• Calvin establishes that D’Artagnan was supposed to fight on Friday, but he’s in no shape to do so now. D’Artagnan weeps piteously as he pleads, “I ain’t got it in me no more.” Calvin cuts him off: “No playin’ on my soft heart.” His tone is gentle and stomach-turningly condescending as he points out that he paid $500 for D’Artagnan and hasn’t got his money’s worth. “You gonna reimburse me?” he says to the slave, pointing out that D’Artagnan probably doesn’t even know what the word means. Most of the white men laugh at this, but Schultz stands up in the carriage and announces that he’ll reimburse Calvin. There’s another whip pan on Calvin’s amazed expression as he turns around to face Schultz. “You gonna pay $500 for a practically one-eyed old Joe who ain’t fit to push a broom?” Django interrupts, “No, he won’t. He’s just tired of you toyin’ with him, is all. Matter of fact, so am I. But we ain’t payin’ a penny for that pickaninny. Ain’t got no use for him.” Schultz, back in character, agrees, puts his wallet back in his pocket, sits back down, and takes in Moguy’s disbelieving gaze with a look that says, “What?” Calvin turns to Django and says, “You’ll have to excuse Mr. Stonesipher’s slack-jawed gaze. He ain’t never seen a nigger like you in his life.” Stonesipher spits and says, “That right.” Calvin says, “For that matter, nor have I.” Walking up to Django, he takes a moment to stroke the nose of Django’s horse before staring at him and asking whether Django objects to Calvin meting out punishment. Staring evenly back at him, Django says, “He’s your nigger.” Without taking his eyes off Django, Calvin tells Stonesipher to sic the dogs on poor D’Artagnan. The dogs run at the slave in slow motion, while the trackers cheer the coming bloodlust. Amid D’Artagnan’s screams and the sounds of flesh being torn apart, we see the other slaves looking solemn and not surprised, Schultz looking horrified, Calvin continuing to stare down Django, and Django staring back with the slightest trace of mournfulness in his eyes. Finally Calvin looks around, sees the expression on Schultz’ face, and notes to Django that he seems ill-suited to be in the fight game. Django replies, “He just ain’t used to seein’ a man ripped apart by dogs, is all.” Calvin asks if Django is so accustomed. The reply is, “I’m just a little more used to Americans than he is.” Schultz has been making fun of Calvin’s affectations throughout this by exaggerating his French accent when addressing “Monsieur Candie,” but Django really exaggerates his as he says, “Now, Monsieur Candie … we rode five hours so you could show off your stock. Let’s get to it, ‘cause as of now, if [D’Artagnan]’s an example, I ain’t impressed.” Calvin leaves, the dogs drag away what’s left of D’Artagnan, and Django puts his sunglasses back on and signals his horse to start walking.
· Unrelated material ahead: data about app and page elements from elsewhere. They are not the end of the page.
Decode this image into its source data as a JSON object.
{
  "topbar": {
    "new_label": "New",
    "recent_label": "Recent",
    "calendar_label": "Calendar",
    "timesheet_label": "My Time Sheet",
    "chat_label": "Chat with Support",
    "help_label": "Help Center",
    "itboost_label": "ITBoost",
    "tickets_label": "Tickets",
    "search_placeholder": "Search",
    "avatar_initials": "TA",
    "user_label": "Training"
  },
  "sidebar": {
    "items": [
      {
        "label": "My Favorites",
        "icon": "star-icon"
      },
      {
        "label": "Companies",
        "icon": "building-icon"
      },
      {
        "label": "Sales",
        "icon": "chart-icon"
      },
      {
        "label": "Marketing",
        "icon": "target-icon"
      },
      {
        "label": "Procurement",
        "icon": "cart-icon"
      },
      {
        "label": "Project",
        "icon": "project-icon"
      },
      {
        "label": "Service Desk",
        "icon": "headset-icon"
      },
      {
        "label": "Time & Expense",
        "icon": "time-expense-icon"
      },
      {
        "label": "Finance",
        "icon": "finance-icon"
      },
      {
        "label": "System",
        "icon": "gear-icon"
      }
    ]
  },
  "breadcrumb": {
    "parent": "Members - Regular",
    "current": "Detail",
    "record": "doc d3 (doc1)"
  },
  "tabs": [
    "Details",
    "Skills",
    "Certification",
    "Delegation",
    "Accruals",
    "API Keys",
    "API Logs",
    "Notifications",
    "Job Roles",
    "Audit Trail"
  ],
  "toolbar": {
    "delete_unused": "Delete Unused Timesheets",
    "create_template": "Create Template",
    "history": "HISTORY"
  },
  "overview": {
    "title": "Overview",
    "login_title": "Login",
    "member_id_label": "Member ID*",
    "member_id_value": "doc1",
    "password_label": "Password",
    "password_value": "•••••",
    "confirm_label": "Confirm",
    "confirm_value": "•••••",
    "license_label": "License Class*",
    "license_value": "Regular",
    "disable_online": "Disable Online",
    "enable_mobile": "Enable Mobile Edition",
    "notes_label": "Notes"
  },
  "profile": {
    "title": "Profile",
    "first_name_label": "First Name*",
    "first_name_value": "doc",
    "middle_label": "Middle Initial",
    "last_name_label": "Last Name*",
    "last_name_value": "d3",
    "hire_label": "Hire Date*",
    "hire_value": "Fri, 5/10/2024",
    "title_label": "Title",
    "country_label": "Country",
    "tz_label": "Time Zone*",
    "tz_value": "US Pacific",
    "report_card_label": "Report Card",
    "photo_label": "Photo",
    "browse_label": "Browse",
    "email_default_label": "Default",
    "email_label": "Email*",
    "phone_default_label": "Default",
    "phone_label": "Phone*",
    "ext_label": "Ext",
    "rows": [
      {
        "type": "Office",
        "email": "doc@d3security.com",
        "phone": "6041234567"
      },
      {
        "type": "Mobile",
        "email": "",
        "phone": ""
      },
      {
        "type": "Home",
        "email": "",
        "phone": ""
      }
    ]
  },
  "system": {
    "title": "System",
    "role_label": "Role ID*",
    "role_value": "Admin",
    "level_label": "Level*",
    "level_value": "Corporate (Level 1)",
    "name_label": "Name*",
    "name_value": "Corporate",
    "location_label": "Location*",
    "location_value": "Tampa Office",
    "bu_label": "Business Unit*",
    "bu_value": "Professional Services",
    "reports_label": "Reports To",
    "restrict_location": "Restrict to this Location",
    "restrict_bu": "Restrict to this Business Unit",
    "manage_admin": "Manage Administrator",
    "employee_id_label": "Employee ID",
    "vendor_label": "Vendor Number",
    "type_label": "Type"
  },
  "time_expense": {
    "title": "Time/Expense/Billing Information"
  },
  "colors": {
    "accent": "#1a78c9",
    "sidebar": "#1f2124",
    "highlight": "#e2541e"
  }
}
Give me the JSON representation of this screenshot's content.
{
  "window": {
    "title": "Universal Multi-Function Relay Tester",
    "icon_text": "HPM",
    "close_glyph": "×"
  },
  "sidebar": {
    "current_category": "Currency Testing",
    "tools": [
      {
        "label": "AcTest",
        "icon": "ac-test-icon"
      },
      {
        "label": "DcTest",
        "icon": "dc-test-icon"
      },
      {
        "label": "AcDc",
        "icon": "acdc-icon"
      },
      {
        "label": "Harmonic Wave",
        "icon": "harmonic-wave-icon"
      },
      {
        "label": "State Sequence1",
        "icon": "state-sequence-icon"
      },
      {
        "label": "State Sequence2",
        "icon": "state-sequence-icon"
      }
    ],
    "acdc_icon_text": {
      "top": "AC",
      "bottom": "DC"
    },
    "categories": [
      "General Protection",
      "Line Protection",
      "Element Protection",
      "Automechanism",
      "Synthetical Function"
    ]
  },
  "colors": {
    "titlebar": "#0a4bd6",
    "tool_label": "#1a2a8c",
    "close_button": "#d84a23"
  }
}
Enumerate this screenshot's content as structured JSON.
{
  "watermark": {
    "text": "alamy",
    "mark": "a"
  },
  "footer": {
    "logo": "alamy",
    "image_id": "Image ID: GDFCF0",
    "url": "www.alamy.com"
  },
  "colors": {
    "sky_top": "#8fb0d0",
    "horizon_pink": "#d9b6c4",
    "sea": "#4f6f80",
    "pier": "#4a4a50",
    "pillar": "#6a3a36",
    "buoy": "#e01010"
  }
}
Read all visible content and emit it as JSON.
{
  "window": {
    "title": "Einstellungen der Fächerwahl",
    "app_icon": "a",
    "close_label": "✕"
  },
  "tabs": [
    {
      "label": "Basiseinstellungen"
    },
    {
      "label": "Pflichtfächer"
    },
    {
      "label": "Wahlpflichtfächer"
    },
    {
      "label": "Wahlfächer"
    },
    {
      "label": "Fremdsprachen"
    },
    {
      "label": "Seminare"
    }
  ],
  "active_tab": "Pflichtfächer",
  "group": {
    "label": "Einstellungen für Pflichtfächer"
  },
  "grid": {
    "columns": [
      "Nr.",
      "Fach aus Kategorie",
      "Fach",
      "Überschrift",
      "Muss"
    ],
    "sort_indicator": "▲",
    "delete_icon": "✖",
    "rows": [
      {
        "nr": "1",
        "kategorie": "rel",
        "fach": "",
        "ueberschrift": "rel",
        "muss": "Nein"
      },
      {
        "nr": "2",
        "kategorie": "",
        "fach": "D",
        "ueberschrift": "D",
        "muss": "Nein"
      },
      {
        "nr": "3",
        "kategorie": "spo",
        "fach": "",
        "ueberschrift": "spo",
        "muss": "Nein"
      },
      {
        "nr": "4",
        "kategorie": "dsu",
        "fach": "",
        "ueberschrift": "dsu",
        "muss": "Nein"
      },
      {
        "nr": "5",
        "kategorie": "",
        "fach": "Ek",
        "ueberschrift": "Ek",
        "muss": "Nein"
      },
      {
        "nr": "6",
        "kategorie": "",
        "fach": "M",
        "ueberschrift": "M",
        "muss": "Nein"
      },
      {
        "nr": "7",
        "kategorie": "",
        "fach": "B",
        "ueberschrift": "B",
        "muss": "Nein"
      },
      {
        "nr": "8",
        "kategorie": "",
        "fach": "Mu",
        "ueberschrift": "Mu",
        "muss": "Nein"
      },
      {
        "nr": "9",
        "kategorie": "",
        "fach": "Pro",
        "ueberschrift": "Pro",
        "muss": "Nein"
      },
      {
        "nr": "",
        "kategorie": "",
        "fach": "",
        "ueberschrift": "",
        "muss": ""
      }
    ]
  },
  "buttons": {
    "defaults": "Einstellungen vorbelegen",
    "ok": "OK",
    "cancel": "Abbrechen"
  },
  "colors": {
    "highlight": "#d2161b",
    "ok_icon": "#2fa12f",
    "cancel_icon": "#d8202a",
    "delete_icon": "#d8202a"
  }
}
  1. This REALLY is pointless. So many more critical issues facing the world and our community which need attention…………..

  2. This is very well written. I enjoyed it very much along with the anecdotal bits I never knew such as the actor that played Django in a previous film.